Johnson

Stephanie Johnson

Stephanie Johnson’s Biography

Discipline:
Poet, Playwright and Writer
Awards:
Katherine Mansfield Menton Fellowship 2000

Stephanie Johnson MNZM is an accomplished writer whose works have spanned across a selection of genres over the past three decades including stage and radio, poetry, scriptwriting and novels. Her diverse work is marked by its mixture of irony, intelligence and compassion.

Stephanie is the 2016 recipient of both the Randell Cottage Residency, Wellington, and Alumna Merita Award, Diocesan School for Girls, Auckland. Playing for Both Sides (BWB, 2016) is a personal exploration of the Australia-New Zealand relationship. In 2016 Stephanie also edited Good Dog! New Zealand Writers on Dogs (Penguin Random House) an anthology of dog-related poetry, short fiction and creative nonfiction. Her most recent work is a biographical investigation entitled West Island: Five Twentieth-century New Zealanders in Australia (Otago UP, 2019).

In 1999 she was shortlisted for the Montana Book Awards for her novel, The Whistler. Her novel The Hearts Wild Surd was a great success in the UK. Australia and New Zealand. She has been awarded the Katherine Mansfield Fellowship in Menton, France (2000), made a Literary Fellow at Auckland University (2001), and was a recipient of the Bruce Mason Memorial Playwright’s Award (1985). Several of her novels have been longlisted for the Impac Awards in Dublin.
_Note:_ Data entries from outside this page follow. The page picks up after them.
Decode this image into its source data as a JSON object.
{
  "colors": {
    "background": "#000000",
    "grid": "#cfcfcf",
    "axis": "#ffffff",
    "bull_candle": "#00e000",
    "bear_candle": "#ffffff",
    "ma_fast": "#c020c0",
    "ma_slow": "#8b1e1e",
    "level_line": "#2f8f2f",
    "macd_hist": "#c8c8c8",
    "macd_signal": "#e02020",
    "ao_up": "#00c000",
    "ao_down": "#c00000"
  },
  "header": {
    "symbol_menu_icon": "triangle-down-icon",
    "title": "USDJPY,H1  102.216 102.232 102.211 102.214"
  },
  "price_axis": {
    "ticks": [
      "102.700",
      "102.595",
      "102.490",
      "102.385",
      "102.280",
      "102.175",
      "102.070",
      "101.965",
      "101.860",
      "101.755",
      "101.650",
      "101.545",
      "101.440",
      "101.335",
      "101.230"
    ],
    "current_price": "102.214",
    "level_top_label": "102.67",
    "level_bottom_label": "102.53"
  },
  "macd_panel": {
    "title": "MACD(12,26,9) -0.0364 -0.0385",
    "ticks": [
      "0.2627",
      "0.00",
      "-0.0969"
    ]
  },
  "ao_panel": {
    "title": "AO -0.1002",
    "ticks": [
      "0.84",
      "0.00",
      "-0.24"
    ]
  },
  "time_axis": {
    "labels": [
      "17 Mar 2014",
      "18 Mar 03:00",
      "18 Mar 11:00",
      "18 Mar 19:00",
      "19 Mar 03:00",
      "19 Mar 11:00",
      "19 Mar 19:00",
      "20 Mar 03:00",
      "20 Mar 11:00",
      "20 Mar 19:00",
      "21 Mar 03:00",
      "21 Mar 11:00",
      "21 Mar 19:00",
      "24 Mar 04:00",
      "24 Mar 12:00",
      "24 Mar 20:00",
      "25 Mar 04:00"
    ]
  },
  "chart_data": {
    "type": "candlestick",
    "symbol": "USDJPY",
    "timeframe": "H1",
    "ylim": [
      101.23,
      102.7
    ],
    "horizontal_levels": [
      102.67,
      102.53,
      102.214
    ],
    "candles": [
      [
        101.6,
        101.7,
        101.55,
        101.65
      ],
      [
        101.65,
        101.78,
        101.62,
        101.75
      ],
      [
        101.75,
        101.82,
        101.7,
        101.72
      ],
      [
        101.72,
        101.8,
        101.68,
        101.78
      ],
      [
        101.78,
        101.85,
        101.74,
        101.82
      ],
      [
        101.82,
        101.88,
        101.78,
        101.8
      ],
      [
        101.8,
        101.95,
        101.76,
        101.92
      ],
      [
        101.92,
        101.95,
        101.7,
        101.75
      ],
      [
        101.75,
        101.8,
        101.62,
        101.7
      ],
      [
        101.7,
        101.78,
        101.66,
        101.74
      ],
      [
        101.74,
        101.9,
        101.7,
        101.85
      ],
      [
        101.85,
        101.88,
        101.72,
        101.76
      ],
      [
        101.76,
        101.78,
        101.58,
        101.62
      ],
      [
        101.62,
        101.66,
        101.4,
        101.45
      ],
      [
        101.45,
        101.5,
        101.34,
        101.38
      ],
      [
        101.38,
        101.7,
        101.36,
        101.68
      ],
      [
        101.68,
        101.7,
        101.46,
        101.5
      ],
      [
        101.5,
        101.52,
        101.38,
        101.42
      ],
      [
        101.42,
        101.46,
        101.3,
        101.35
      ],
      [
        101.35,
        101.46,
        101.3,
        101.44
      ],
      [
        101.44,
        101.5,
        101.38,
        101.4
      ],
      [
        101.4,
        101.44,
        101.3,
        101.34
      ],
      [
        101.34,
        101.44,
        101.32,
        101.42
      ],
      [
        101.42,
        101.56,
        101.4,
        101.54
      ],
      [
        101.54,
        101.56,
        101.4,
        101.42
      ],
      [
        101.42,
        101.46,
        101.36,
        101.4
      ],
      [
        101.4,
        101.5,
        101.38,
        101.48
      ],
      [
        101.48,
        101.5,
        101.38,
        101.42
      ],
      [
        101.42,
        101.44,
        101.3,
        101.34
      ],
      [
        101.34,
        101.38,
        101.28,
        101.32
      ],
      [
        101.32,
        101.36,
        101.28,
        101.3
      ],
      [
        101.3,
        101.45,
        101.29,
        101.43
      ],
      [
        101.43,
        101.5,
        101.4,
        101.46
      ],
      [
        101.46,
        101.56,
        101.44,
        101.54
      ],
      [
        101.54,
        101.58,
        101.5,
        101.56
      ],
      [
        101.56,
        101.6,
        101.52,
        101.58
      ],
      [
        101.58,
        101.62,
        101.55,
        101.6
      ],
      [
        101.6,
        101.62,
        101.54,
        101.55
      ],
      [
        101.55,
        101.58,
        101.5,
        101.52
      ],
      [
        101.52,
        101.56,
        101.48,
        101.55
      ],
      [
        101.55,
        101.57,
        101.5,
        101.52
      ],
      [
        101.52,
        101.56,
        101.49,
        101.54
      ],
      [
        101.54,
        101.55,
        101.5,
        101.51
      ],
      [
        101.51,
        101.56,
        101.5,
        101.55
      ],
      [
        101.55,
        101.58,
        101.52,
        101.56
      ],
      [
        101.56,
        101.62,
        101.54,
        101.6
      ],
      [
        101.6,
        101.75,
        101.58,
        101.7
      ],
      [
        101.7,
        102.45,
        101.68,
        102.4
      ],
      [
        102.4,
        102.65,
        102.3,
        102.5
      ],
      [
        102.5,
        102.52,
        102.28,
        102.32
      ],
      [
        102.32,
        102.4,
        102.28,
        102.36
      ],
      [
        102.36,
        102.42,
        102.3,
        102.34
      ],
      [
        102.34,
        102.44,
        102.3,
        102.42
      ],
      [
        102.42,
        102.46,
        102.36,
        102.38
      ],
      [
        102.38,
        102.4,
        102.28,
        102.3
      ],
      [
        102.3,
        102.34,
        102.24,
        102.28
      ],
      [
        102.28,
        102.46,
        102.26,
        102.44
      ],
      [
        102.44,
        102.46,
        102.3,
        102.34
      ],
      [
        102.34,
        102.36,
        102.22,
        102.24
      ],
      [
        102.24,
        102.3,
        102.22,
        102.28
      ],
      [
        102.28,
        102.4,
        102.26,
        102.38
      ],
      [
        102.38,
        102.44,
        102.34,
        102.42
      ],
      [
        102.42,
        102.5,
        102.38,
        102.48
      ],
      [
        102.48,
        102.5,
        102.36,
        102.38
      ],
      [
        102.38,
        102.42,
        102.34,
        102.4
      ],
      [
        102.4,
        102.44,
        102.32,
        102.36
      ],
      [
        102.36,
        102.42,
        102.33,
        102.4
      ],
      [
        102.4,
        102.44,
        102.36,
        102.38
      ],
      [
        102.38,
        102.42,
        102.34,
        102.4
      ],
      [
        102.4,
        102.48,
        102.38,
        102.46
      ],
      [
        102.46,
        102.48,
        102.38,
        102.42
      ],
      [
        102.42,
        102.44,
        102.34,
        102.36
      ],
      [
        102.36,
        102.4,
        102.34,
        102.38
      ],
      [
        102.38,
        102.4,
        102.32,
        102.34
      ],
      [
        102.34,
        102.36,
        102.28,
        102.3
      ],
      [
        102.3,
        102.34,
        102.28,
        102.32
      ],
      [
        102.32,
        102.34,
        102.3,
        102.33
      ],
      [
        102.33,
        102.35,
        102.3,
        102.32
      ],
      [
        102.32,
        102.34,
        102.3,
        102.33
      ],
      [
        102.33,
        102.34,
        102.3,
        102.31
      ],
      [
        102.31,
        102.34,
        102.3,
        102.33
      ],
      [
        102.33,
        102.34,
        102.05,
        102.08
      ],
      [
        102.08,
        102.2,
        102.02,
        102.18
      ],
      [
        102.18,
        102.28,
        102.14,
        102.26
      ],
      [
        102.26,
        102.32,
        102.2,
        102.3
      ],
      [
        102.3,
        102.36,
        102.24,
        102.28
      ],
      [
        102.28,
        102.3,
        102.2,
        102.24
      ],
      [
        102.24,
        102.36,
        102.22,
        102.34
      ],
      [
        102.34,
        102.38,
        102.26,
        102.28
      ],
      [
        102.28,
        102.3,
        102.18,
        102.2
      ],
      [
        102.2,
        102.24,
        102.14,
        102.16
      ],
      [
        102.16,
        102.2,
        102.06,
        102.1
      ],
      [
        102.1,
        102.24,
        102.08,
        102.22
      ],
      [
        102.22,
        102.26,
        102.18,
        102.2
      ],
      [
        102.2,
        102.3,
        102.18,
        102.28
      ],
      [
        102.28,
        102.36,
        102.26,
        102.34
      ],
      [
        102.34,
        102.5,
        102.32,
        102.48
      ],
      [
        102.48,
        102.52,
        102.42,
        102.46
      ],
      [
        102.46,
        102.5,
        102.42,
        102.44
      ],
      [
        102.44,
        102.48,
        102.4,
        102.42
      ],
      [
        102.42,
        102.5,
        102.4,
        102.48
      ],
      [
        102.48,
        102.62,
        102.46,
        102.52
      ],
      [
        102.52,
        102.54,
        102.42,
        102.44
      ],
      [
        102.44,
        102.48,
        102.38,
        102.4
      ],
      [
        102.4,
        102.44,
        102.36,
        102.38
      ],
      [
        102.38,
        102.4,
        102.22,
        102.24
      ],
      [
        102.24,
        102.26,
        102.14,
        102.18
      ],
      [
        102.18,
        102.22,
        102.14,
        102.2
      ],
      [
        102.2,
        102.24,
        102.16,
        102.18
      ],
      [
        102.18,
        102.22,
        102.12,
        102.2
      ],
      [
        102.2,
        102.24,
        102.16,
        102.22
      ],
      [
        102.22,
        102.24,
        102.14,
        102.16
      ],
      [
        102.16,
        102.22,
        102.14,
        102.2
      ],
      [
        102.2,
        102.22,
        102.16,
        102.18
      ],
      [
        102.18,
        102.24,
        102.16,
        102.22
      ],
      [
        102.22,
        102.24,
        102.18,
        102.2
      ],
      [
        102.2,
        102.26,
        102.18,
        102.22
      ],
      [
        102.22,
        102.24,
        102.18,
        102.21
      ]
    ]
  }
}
She was also winner of the Dymocks/Quote Unquote Reader’s Poll, Best New Zealand Book for The Heart’s Wild Surf (1996). Her novel, Crimes of Neglect, was shortlisted for the Wattie Book Awards (1993).

With Peter Wells, Stephanie founded the highly successful Auckland Writers and Readers Festival in 1998. In addition, she has been guest speaker at various festivals, both in New Zealand and internationally, taught a broad range of writing classes and is involved in ongoing mentorship and manuscript assessments.

In 2019 was appointed a Member of the New Zealand Order of Merit, for services to literature.